TASK:
Copy every line of the following data that includes the string "amount".

EXERCISE INPUT:
==*==

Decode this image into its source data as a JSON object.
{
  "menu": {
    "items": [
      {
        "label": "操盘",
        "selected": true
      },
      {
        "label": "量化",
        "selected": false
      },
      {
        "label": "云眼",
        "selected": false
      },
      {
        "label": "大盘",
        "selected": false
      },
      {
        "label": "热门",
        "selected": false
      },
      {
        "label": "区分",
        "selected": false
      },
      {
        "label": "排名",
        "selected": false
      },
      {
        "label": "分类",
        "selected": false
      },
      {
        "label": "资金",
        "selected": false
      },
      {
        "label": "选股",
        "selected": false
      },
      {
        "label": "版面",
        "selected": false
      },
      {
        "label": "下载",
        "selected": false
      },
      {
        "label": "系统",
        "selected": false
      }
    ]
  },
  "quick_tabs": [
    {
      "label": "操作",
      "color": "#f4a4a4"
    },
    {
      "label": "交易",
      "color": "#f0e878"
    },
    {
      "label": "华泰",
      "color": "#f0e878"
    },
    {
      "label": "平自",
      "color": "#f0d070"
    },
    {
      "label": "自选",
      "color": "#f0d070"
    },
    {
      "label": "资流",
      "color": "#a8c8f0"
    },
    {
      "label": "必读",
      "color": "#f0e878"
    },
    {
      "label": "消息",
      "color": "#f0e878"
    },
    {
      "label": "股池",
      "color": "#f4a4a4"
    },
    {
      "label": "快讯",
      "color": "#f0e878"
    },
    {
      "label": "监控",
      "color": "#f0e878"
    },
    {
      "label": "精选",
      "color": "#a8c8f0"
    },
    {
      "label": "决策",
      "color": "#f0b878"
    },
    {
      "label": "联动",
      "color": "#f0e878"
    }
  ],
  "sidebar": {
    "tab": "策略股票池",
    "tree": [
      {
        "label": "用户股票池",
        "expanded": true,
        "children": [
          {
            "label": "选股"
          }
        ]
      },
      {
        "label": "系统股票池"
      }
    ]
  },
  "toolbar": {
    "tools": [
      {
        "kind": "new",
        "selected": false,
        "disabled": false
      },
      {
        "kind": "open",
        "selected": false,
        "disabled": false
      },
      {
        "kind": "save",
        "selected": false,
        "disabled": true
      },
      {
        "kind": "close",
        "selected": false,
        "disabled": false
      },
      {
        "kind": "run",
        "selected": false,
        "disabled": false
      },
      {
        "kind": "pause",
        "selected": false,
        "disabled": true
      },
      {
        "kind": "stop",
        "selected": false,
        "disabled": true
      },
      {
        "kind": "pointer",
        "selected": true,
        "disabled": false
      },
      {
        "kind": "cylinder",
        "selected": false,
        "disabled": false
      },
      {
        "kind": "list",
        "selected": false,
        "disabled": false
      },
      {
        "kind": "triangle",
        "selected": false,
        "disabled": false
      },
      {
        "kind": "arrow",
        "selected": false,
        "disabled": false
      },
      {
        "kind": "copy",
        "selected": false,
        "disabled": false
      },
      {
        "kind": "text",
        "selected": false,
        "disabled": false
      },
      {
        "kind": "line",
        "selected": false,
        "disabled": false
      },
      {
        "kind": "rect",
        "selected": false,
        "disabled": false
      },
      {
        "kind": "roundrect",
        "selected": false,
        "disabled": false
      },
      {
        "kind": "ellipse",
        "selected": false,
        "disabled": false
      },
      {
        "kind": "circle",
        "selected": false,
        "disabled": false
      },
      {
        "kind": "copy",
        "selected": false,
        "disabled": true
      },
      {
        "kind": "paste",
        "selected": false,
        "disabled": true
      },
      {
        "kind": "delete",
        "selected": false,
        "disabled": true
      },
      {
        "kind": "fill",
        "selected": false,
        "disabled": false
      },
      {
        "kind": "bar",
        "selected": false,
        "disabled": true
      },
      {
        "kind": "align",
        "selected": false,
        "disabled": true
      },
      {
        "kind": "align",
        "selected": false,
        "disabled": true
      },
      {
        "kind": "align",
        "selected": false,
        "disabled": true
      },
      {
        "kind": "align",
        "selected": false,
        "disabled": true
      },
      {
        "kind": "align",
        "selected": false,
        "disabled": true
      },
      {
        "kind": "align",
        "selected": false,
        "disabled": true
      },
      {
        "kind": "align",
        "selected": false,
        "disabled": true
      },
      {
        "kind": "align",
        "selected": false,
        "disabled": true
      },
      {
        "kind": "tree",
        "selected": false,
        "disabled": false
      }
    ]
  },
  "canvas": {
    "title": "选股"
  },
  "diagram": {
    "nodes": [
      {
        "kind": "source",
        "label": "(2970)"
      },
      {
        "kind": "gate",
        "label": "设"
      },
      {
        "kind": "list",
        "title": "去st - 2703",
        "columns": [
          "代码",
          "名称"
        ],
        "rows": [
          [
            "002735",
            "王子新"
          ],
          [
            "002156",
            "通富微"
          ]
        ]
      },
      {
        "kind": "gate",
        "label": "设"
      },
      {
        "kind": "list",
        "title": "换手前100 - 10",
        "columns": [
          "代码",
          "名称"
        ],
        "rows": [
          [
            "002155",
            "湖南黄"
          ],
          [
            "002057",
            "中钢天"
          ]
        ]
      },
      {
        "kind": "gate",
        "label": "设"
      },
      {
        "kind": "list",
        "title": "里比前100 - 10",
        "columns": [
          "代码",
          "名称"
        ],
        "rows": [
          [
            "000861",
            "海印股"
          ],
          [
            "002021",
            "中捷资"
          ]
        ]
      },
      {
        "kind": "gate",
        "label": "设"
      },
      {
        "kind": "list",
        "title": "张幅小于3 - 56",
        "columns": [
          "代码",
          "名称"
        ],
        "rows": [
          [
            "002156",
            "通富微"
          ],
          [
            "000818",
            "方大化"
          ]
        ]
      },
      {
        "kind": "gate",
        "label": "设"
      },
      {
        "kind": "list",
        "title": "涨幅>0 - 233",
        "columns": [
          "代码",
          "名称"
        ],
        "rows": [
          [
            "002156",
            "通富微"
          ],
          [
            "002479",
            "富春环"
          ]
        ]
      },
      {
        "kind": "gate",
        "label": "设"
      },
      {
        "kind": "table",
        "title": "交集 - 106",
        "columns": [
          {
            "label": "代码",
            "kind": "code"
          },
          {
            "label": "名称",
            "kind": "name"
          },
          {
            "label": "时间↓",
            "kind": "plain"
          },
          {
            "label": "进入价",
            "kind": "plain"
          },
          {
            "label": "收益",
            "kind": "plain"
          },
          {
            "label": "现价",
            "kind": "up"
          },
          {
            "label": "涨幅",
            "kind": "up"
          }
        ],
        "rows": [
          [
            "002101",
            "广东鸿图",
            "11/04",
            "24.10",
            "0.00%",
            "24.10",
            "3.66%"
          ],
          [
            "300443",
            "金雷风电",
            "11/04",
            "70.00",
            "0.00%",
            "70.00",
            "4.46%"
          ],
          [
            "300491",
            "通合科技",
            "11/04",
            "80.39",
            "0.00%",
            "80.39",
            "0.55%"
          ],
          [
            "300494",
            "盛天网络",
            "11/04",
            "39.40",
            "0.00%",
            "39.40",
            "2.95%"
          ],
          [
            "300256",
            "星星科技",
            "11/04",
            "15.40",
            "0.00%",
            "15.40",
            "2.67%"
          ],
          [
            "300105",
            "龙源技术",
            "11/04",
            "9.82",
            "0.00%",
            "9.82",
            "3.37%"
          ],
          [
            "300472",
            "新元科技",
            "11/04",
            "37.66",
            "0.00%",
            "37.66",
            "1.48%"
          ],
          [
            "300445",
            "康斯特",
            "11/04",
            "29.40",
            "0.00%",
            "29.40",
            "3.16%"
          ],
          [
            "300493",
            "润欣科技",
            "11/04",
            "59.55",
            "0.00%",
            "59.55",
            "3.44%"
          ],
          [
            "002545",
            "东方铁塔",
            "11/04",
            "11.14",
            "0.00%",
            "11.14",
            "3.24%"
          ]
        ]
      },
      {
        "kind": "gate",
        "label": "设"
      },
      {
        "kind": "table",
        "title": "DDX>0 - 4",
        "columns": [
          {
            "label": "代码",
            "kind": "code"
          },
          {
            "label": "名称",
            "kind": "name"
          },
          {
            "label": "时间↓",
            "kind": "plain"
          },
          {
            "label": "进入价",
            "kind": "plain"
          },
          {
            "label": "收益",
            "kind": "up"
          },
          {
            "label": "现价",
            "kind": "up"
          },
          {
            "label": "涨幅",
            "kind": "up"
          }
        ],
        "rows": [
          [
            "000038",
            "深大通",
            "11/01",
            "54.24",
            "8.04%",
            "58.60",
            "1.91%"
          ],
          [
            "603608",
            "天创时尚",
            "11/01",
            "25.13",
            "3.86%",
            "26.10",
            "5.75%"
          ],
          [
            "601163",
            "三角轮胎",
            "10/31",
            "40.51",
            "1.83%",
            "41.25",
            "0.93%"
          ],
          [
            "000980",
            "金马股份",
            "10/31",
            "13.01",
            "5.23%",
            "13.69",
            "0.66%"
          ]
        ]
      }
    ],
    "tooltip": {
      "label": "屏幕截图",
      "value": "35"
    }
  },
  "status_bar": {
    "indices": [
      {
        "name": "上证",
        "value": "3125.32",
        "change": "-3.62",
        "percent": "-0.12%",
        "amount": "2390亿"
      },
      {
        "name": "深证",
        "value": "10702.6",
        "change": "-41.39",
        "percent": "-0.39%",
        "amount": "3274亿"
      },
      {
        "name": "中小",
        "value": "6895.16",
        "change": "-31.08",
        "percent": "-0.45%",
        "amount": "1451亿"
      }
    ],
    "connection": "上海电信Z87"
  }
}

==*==

SOLUTION TO THIS TASK:
        "amount": "2390亿"
        "amount": "3274亿"
        "amount": "1451亿"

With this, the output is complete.